(Extracted data Opens)
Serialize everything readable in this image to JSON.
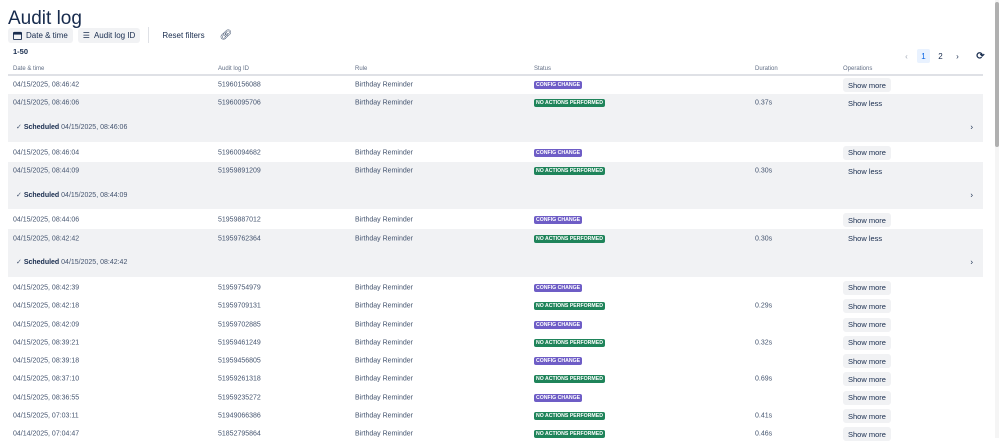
{
  "title": "Audit log",
  "toolbar": {
    "date_time": "Date & time",
    "audit_id": "Audit log ID",
    "reset": "Reset filters"
  },
  "range": "1-50",
  "pagination": {
    "prev": "‹",
    "pages": [
      "1",
      "2"
    ],
    "current": "1",
    "next": "›"
  },
  "columns": [
    "Date & time",
    "Audit log ID",
    "Rule",
    "Status",
    "Duration",
    "Operations"
  ],
  "status_colors": {
    "CONFIG CHANGE": "#6e5dc6",
    "NO ACTIONS PERFORMED": "#1f845a"
  },
  "detail_label": "Scheduled",
  "rows": [
    {
      "date": "04/15/2025, 08:46:42",
      "id": "51960156088",
      "rule": "Birthday Reminder",
      "status": "CONFIG CHANGE",
      "duration": "",
      "op": "Show more"
    },
    {
      "date": "04/15/2025, 08:46:06",
      "id": "51960095706",
      "rule": "Birthday Reminder",
      "status": "NO ACTIONS PERFORMED",
      "duration": "0.37s",
      "op": "Show less",
      "detail": "04/15/2025, 08:46:06"
    },
    {
      "date": "04/15/2025, 08:46:04",
      "id": "51960094682",
      "rule": "Birthday Reminder",
      "status": "CONFIG CHANGE",
      "duration": "",
      "op": "Show more"
    },
    {
      "date": "04/15/2025, 08:44:09",
      "id": "51959891209",
      "rule": "Birthday Reminder",
      "status": "NO ACTIONS PERFORMED",
      "duration": "0.30s",
      "op": "Show less",
      "detail": "04/15/2025, 08:44:09"
    },
    {
      "date": "04/15/2025, 08:44:06",
      "id": "51959887012",
      "rule": "Birthday Reminder",
      "status": "CONFIG CHANGE",
      "duration": "",
      "op": "Show more"
    },
    {
      "date": "04/15/2025, 08:42:42",
      "id": "51959762364",
      "rule": "Birthday Reminder",
      "status": "NO ACTIONS PERFORMED",
      "duration": "0.30s",
      "op": "Show less",
      "detail": "04/15/2025, 08:42:42"
    },
    {
      "date": "04/15/2025, 08:42:39",
      "id": "51959754979",
      "rule": "Birthday Reminder",
      "status": "CONFIG CHANGE",
      "duration": "",
      "op": "Show more"
    },
    {
      "date": "04/15/2025, 08:42:18",
      "id": "51959709131",
      "rule": "Birthday Reminder",
      "status": "NO ACTIONS PERFORMED",
      "duration": "0.29s",
      "op": "Show more"
    },
    {
      "date": "04/15/2025, 08:42:09",
      "id": "51959702885",
      "rule": "Birthday Reminder",
      "status": "CONFIG CHANGE",
      "duration": "",
      "op": "Show more"
    },
    {
      "date": "04/15/2025, 08:39:21",
      "id": "51959461249",
      "rule": "Birthday Reminder",
      "status": "NO ACTIONS PERFORMED",
      "duration": "0.32s",
      "op": "Show more"
    },
    {
      "date": "04/15/2025, 08:39:18",
      "id": "51959456805",
      "rule": "Birthday Reminder",
      "status": "CONFIG CHANGE",
      "duration": "",
      "op": "Show more"
    },
    {
      "date": "04/15/2025, 08:37:10",
      "id": "51959261318",
      "rule": "Birthday Reminder",
      "status": "NO ACTIONS PERFORMED",
      "duration": "0.69s",
      "op": "Show more"
    },
    {
      "date": "04/15/2025, 08:36:55",
      "id": "51959235272",
      "rule": "Birthday Reminder",
      "status": "CONFIG CHANGE",
      "duration": "",
      "op": "Show more"
    },
    {
      "date": "04/15/2025, 07:03:11",
      "id": "51949066386",
      "rule": "Birthday Reminder",
      "status": "NO ACTIONS PERFORMED",
      "duration": "0.41s",
      "op": "Show more"
    },
    {
      "date": "04/14/2025, 07:04:47",
      "id": "51852795864",
      "rule": "Birthday Reminder",
      "status": "NO ACTIONS PERFORMED",
      "duration": "0.46s",
      "op": "Show more"
    }
  ]
}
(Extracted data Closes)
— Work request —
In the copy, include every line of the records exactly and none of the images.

— Expected answer —
Serialize everything readable in this image to JSON.
{
  "title": "Audit log",
  "toolbar": {
    "date_time": "Date & time",
    "audit_id": "Audit log ID",
    "reset": "Reset filters"
  },
  "range": "1-50",
  "pagination": {
    "prev": "‹",
    "pages": [
      "1",
      "2"
    ],
    "current": "1",
    "next": "›"
  },
  "columns": [
    "Date & time",
    "Audit log ID",
    "Rule",
    "Status",
    "Duration",
    "Operations"
  ],
  "status_colors": {
    "CONFIG CHANGE": "#6e5dc6",
    "NO ACTIONS PERFORMED": "#1f845a"
  },
  "detail_label": "Scheduled",
  "rows": [
    {
      "date": "04/15/2025, 08:46:42",
      "id": "51960156088",
      "rule": "Birthday Reminder",
      "status": "CONFIG CHANGE",
      "duration": "",
      "op": "Show more"
    },
    {
      "date": "04/15/2025, 08:46:06",
      "id": "51960095706",
      "rule": "Birthday Reminder",
      "status": "NO ACTIONS PERFORMED",
      "duration": "0.37s",
      "op": "Show less",
      "detail": "04/15/2025, 08:46:06"
    },
    {
      "date": "04/15/2025, 08:46:04",
      "id": "51960094682",
      "rule": "Birthday Reminder",
      "status": "CONFIG CHANGE",
      "duration": "",
      "op": "Show more"
    },
    {
      "date": "04/15/2025, 08:44:09",
      "id": "51959891209",
      "rule": "Birthday Reminder",
      "status": "NO ACTIONS PERFORMED",
      "duration": "0.30s",
      "op": "Show less",
      "detail": "04/15/2025, 08:44:09"
    },
    {
      "date": "04/15/2025, 08:44:06",
      "id": "51959887012",
      "rule": "Birthday Reminder",
      "status": "CONFIG CHANGE",
      "duration": "",
      "op": "Show more"
    },
    {
      "date": "04/15/2025, 08:42:42",
      "id": "51959762364",
      "rule": "Birthday Reminder",
      "status": "NO ACTIONS PERFORMED",
      "duration": "0.30s",
      "op": "Show less",
      "detail": "04/15/2025, 08:42:42"
    },
    {
      "date": "04/15/2025, 08:42:39",
      "id": "51959754979",
      "rule": "Birthday Reminder",
      "status": "CONFIG CHANGE",
      "duration": "",
      "op": "Show more"
    },
    {
      "date": "04/15/2025, 08:42:18",
      "id": "51959709131",
      "rule": "Birthday Reminder",
      "status": "NO ACTIONS PERFORMED",
      "duration": "0.29s",
      "op": "Show more"
    },
    {
      "date": "04/15/2025, 08:42:09",
      "id": "51959702885",
      "rule": "Birthday Reminder",
      "status": "CONFIG CHANGE",
      "duration": "",
      "op": "Show more"
    },
    {
      "date": "04/15/2025, 08:39:21",
      "id": "51959461249",
      "rule": "Birthday Reminder",
      "status": "NO ACTIONS PERFORMED",
      "duration": "0.32s",
      "op": "Show more"
    },
    {
      "date": "04/15/2025, 08:39:18",
      "id": "51959456805",
      "rule": "Birthday Reminder",
      "status": "CONFIG CHANGE",
      "duration": "",
      "op": "Show more"
    },
    {
      "date": "04/15/2025, 08:37:10",
      "id": "51959261318",
      "rule": "Birthday Reminder",
      "status": "NO ACTIONS PERFORMED",
      "duration": "0.69s",
      "op": "Show more"
    },
    {
      "date": "04/15/2025, 08:36:55",
      "id": "51959235272",
      "rule": "Birthday Reminder",
      "status": "CONFIG CHANGE",
      "duration": "",
      "op": "Show more"
    },
    {
      "date": "04/15/2025, 07:03:11",
      "id": "51949066386",
      "rule": "Birthday Reminder",
      "status": "NO ACTIONS PERFORMED",
      "duration": "0.41s",
      "op": "Show more"
    },
    {
      "date": "04/14/2025, 07:04:47",
      "id": "51852795864",
      "rule": "Birthday Reminder",
      "status": "NO ACTIONS PERFORMED",
      "duration": "0.46s",
      "op": "Show more"
    }
  ]
}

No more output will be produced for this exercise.